If you experience a health emergency, you should go to the emergency room of the nearest hospital. Be aware that waiting times at the hospital can be several hours. In emergency rooms, a nurse will determine which patients require the most urgent care.

When you visit a Canadian doctor:

  • describe all your health concerns at the beginning of your visit. It's important to ensure that the doctor is aware of all your health issues before he or she goes on to the next patient.
  • ask your doctor questions. It is acceptable and common to ask questions and to seek a second opinion from another doctor if you wish.

Your health records are confidential. No one can see your medical documents without your permission; this includes your family, your professors, other students, and UBC administration.

Medication

In Canada, mild medication is available “over the counter” at the pharmacy. If you require stronger or more specialized medication, your doctor will write you a prescription which you will have to take to a pharmacy. If the doctor prescribes medication, be sure to take it exactly as directed.

If you feel the medicine is not helping or is making you sicker, go back to the doctor.

Alternative Medicine

Alternative medicine refers to medical practices like Chinese medicine, Ayurveda, and homeopathy that are not considered part of the mainstream North American medical practice. These forms of medicine are not covered by MSP but may be covered by extended health plans. There are many alternative medicine practitioners in Kelowna.

Medical care

Before coming to Canada, it's a good idea to:

  • make sure your immunizations are up-to-date
  • have a dental examination and complete any necessary dental work
  • have an eye examination and obtain any corrective lenses

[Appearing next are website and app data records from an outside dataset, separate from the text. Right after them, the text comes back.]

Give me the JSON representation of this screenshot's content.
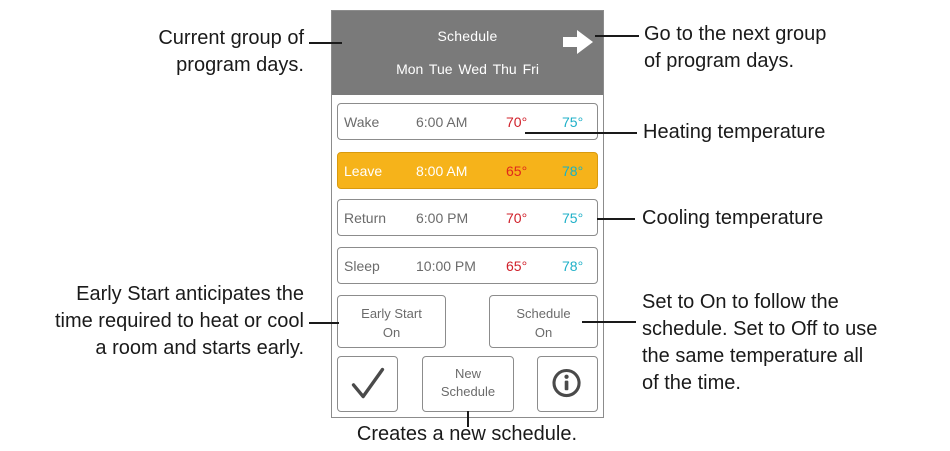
{
  "header": {
    "title": "Schedule",
    "days": "Mon  Tue  Wed  Thu  Fri"
  },
  "schedule_rows": [
    {
      "name": "Wake",
      "time": "6:00 AM",
      "heat": "70°",
      "cool": "75°",
      "selected": false
    },
    {
      "name": "Leave",
      "time": "8:00 AM",
      "heat": "65°",
      "cool": "78°",
      "selected": true
    },
    {
      "name": "Return",
      "time": "6:00 PM",
      "heat": "70°",
      "cool": "75°",
      "selected": false
    },
    {
      "name": "Sleep",
      "time": "10:00 PM",
      "heat": "65°",
      "cool": "78°",
      "selected": false
    }
  ],
  "buttons": {
    "early_start": {
      "label": "Early Start",
      "state": "On"
    },
    "schedule": {
      "label": "Schedule",
      "state": "On"
    },
    "new_schedule": {
      "line1": "New",
      "line2": "Schedule"
    }
  },
  "icons": {
    "next": "right-arrow-icon",
    "confirm": "checkmark-icon",
    "info": "info-icon"
  },
  "colors": {
    "header_bg": "#7a7a7a",
    "selected_row": "#f6b31a",
    "heating": "#d0202a",
    "cooling": "#1fb0c8"
  },
  "annotations": {
    "current_group": [
      "Current group of",
      "program days."
    ],
    "next_group": [
      "Go to the next group",
      "of program days."
    ],
    "heating_temperature": "Heating temperature",
    "cooling_temperature": "Cooling temperature",
    "early_start": [
      "Early Start anticipates the",
      "time required to heat or cool",
      "a room and starts early."
    ],
    "schedule_toggle": [
      "Set to On to follow the",
      "schedule. Set to Off to use",
      "the same temperature all",
      "of the time."
    ],
    "new_schedule": "Creates a new schedule."
  }
}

Medical records

When you come to Canada, it is a good idea to bring a copy of your medical records (for you and your family members). If you have a chronic medical condition, ask your physician to write a short medical history (preferably in English) for your new physician in Canada. Also bring records of the dates of your immunizations and tests for tetanus/diphtheria toxoid, polio, MMR (measles, mumps, and rubella), hepatitis B, and tuberculosis.

Special medications

If you use traditional medicines or special herbal remedies on a regular basis, you may want to bring enough with you to last your stay. However, check with your the nearest Canadian consulate, visa office, or the Canadian Border Services Agency about any import restrictions on these substances. Ensure that you know the names of all the medicines and remedies you bring into Canada and make sure they are in the original packaging, accompanied by a prescription from your physician wherever relevant.

Last reviewed shim2/25/2015 3:29:29 PM